When was the first time, if ever, you remember seeing yourself represented on TV?
In Netflix’s documentary Disclosure, I talk about my experience in seeing a transgender actress for the first time, which was Cathy Moriarty‘s character in Soapdish. The way she was vilified and shamed made me fear for my life as a trans woman. Unfortunately, that kind of negative portrayal was the norm back then. As an Asian-American transgender woman, I never saw anyone like me represented on screen. But as a woman, I saw a lot of myself in the actresses I loved and admired. The lack of accurate transgender representation made me feel like it was something I needed to erase from my past. Fortunately, I was able to embrace it and be a part of the movement to create the kind of representation we need.
What do you want to see more of on TV?
I want to see more transgender women and men in loving relationships. I want to see trans women in romantic comedies. Rom-coms are propaganda for who gets to be loved. For decades, we’ve been telling the world that those who get to be loved are white, cisgender, moneyed and heterosexual. Trans people have yet to be afforded this kind of aspirational narrative and I think it’s time.
What was the first thought that passed through your mind when you learned you were nominated?
I think the first thought was “Oh my God, I think I’m nominated!” After that, it was just all feelings. I was shaking a lot. I cried a lot. It felt very victorious, but also very surreal. I wasn’t really sure what I was supposed to do, so I just started calling everyone. My team, my friends and family. I knew it would be a big deal with my community because this rarely happens to any of us, so it was a lot to process. I’m still processing it now, in a good way, without all the shaking!
How did you celebrate your nomination?
Well, I danced every night for about a week. My birthday was the following Sunday so I had a socially distanced pool party with very close friends. We had BBQ and cake. It was really special celebrating my nomination and my birthday with my close friends. It was the best birthday gift ever.
Where will you put your Emmy if you win?
Oh gosh, I haven’t really thought about that. If it happens, I’ll definitely find a special place for it, but, honestly, I’m still celebrating the nomination. When I hear actresses say “I feel like I’ve already won” after being nominated, I know what that means now. It really feels like I’ve won big and, in a lot of ways, I have.

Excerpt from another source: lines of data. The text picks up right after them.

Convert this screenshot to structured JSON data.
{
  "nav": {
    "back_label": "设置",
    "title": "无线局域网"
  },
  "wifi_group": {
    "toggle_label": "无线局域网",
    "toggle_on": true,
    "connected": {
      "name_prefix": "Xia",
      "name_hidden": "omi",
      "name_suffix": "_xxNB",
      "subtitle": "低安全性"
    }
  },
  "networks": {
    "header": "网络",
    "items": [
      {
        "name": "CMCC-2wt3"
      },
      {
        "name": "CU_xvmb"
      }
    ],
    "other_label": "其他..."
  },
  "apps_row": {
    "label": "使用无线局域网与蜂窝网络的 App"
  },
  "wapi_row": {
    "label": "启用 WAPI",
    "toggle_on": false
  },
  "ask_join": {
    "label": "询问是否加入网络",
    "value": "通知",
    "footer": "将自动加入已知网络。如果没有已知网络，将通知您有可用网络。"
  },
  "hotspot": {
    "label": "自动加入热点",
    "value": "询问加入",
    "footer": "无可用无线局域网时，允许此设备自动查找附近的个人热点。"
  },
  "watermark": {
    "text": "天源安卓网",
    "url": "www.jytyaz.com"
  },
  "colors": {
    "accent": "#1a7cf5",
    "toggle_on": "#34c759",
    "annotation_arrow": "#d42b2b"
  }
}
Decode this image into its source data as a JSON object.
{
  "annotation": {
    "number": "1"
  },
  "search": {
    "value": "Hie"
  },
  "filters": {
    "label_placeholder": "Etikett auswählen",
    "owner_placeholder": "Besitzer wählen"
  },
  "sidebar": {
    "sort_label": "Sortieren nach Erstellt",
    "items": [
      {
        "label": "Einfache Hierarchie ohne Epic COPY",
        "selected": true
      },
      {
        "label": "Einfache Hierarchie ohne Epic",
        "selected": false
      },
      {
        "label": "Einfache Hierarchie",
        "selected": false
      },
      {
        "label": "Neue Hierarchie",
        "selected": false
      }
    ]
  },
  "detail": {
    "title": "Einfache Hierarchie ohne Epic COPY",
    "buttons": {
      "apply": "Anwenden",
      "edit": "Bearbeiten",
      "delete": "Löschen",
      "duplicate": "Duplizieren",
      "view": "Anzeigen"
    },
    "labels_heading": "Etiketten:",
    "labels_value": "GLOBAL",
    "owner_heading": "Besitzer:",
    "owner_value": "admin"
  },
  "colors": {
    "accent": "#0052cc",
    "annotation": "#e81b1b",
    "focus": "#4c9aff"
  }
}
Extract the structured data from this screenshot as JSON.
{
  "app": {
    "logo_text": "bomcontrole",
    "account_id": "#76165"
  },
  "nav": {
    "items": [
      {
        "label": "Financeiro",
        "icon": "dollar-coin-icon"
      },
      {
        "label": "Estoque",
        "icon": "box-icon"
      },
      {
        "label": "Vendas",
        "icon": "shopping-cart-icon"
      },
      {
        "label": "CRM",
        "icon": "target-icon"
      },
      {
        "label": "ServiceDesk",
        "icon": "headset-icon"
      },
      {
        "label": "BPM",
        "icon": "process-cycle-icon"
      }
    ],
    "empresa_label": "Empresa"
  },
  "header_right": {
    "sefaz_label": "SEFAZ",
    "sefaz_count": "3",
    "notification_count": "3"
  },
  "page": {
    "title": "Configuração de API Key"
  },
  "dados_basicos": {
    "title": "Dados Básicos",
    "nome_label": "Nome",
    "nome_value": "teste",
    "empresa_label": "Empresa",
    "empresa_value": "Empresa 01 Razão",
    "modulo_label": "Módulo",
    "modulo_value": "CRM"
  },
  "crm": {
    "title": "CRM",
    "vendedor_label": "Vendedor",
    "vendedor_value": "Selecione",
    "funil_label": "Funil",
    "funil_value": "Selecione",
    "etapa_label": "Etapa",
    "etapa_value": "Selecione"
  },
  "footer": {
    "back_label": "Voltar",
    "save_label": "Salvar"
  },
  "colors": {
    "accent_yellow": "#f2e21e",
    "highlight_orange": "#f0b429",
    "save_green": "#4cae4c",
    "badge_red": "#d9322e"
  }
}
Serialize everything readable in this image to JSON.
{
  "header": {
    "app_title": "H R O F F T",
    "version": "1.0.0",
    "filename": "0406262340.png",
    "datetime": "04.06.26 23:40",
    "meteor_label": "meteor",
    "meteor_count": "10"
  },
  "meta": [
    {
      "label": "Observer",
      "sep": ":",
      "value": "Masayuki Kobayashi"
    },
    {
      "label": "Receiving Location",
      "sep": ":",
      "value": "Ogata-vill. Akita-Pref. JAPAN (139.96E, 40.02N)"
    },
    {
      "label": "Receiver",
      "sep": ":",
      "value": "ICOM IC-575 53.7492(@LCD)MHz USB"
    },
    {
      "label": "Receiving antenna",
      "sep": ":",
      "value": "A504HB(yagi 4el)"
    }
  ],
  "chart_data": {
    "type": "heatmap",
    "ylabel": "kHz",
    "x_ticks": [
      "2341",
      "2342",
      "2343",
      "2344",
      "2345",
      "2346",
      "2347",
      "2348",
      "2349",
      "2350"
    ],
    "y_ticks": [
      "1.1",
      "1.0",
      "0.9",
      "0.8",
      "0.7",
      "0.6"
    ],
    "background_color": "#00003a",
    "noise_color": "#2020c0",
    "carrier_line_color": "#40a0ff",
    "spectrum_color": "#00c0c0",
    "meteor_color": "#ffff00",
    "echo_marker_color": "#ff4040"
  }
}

To see if Valdez takes home the hardware, be sure to tune in to night four of the 2020 Creative Arts Emmys as they stream live on Thursday, Sept. 19 at Emmys.com.
For more from the Emmy First-Timers Club, check out responses from Nicole Byer and be sure to check back with E! News every day through Emmy Sunday on Sept. 20!
Watch our Live From E!: Emmys coverage starting Sunday, Sept. 20 at 4:30 p.m. ET/1:30 p.m. PT followed by the 2020 Emmy Awards telecast at 8 p.m. ET/5 p.m. PT on ABC!
Necessary Realness: 2020 Emmy Snubs & Surprises